Filed 11/27/17 (this opn. follows companion case S227243 also filed 11/27/17) IN THE SUPREME COURT OF CALIFORNIA TRI-FANUCCHI FARMS, ) ) Petitioner, ) ) S227270 v. ) ) Ct.App. 5 F069419 AGRICULTURAL LABOR RELATIONS ) BOARD, ) ) Respondent; ) ( UNITED FARM WORKERS OF ) AMERICA, ) ) Real Party in Interest. ) ____________________________________) In 2012, Tri-Fanucchi Farms (Tri-Fanucchi) refused to bargain with the United Farm Workers of America (the UFW), the labor union that its employees had elected in 1977 as their bargaining representative under the Agricultural Labor Relations Act (the ALRA or the Act). Tri-Fanucchi argued that the union had abandoned its employees for more than two decades and thus forfeited its status as bargaining representative. Consistent with its longstanding practice, the Agricultural Labor Relations Board (the Board or the ALRB) rejected the employer’s abandonment defense and determined that Tri-Fanucchi’s refusal constituted an unfair labor practice under the ALRA. The Board then ordered Tri- Fanucchi to pay make-whole relief under Labor Code section 1160.3, which is 1 intended in part to compensate employees for employer-caused delays in the collective bargaining process. (All undesignated statutory references are to the Labor Code.) The Court of Appeal affirmed the Board’s rejection of Tri- Fanucchi’s abandonment defense. But the Court of Appeal reversed the Board’s make-whole relief award, reasoning that Tri-Fanucchi’s litigation “furthered the broader purposes of the ALRA” because no appellate court had expressly ruled on the abandonment issue presented here. For the reasons set forth in Gerawan Farming, Inc. v. Agricultural Labor Relations Board (Nov. 27, 2017, S227243) __ Cal.5th __ (Gerawan), we hold that the Court of Appeal correctly rejected Tri-Fanucchi’s assertion of an abandonment defense. As we explain in Gerawan, the ALRA does not permit an employer to “unilaterally declare that it will refuse to engage with the union because it believes the union has abandoned its employees.” (Gerawan, at p. __ [p. 44].) As to the issue of make-whole relief, we hold that the Court of Appeal did not accord the Board sufficient deference and improperly exercised the Board’s remedial authority. We thus reverse in part the Court of Appeal’s judgment. I. Tri-Fanucchi is a farming business located in Kern County. It employs approximately 35 permanent employees and hires several hundred seasonal employees through various labor contractors. On October 21, 1977, after a secret ballot election, the Board certified the UFW as the exclusive bargaining representative of Tri-Fanucchi’s employees. Several days later, the UFW initiated collective bargaining negotiations. Tri- Fanucchi responded by refusing to bargain, purportedly to seek judicial review of the union’s election.
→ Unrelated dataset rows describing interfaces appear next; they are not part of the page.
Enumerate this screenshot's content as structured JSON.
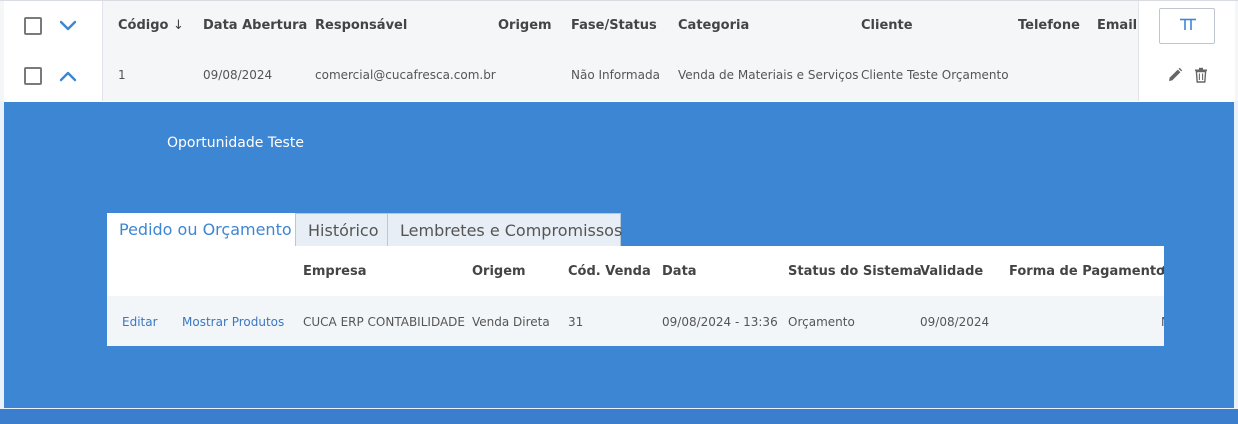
{
  "grid": {
    "columns": [
      "Código",
      "Data Abertura",
      "Responsável",
      "Origem",
      "Fase/Status",
      "Categoria",
      "Cliente",
      "Telefone",
      "Email"
    ],
    "sort_indicator": "↓",
    "rows": [
      {
        "codigo": "1",
        "data_abertura": "09/08/2024",
        "responsavel": "comercial@cucafresca.com.br",
        "origem": "",
        "fase_status": "Não Informada",
        "categoria": "Venda de Materiais e Serviços",
        "cliente": "Cliente Teste Orçamento",
        "telefone": "",
        "email": ""
      }
    ]
  },
  "detail": {
    "description": "Oportunidade Teste",
    "tabs": [
      {
        "label": "Pedido ou Orçamento",
        "active": true
      },
      {
        "label": "Histórico",
        "active": false
      },
      {
        "label": "Lembretes e Compromissos",
        "active": false
      }
    ],
    "orders_table": {
      "columns": [
        "Empresa",
        "Origem",
        "Cód. Venda",
        "Data",
        "Status do Sistema",
        "Validade",
        "Forma de Pagamento",
        "C"
      ],
      "rows": [
        {
          "action_edit": "Editar",
          "action_products": "Mostrar Produtos",
          "empresa": "CUCA ERP CONTABILIDADE",
          "origem": "Venda Direta",
          "cod_venda": "31",
          "data": "09/08/2024 - 13:36",
          "status": "Orçamento",
          "validade": "09/08/2024",
          "forma_pagamento": "",
          "extra": "N"
        }
      ]
    }
  },
  "colors": {
    "accent": "#3d86d4",
    "header_bg": "#f5f6f7",
    "link": "#3a77c2"
  },
  "icons": {
    "expand": "chevron-down-icon",
    "collapse": "chevron-up-icon",
    "edit": "pencil-icon",
    "delete": "trash-icon",
    "columns": "columns-icon"
  }
}
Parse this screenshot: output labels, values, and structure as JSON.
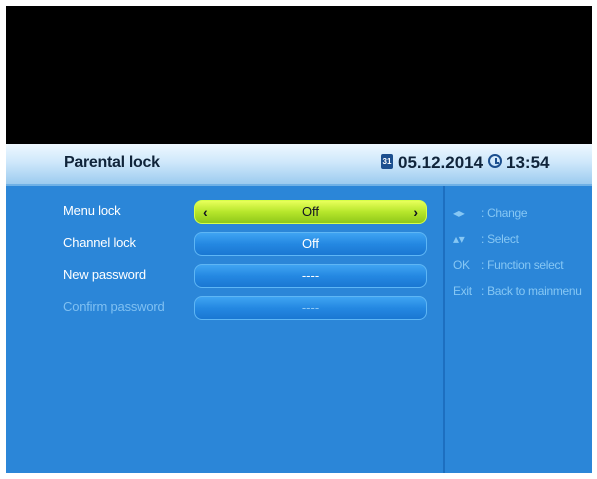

The following year, the UFW filed an unfair labor practice charge alleging that Tri-Fanucchi’s refusal to bargain violated the ALRA. The charge was dismissed after Tri-Fanucchi reversed its position and agreed to begin 2 negotiations. (See Tri-Fanucchi Farms (1986) 12 ALRB No. 8, p. 2 (hereafter ALRB 1986 Decision).) Some initial bargaining sessions occurred after the UFW was certified. But between May 1979 and July 1981, “no communications between the parties took …
Original document
Source: California Supreme Court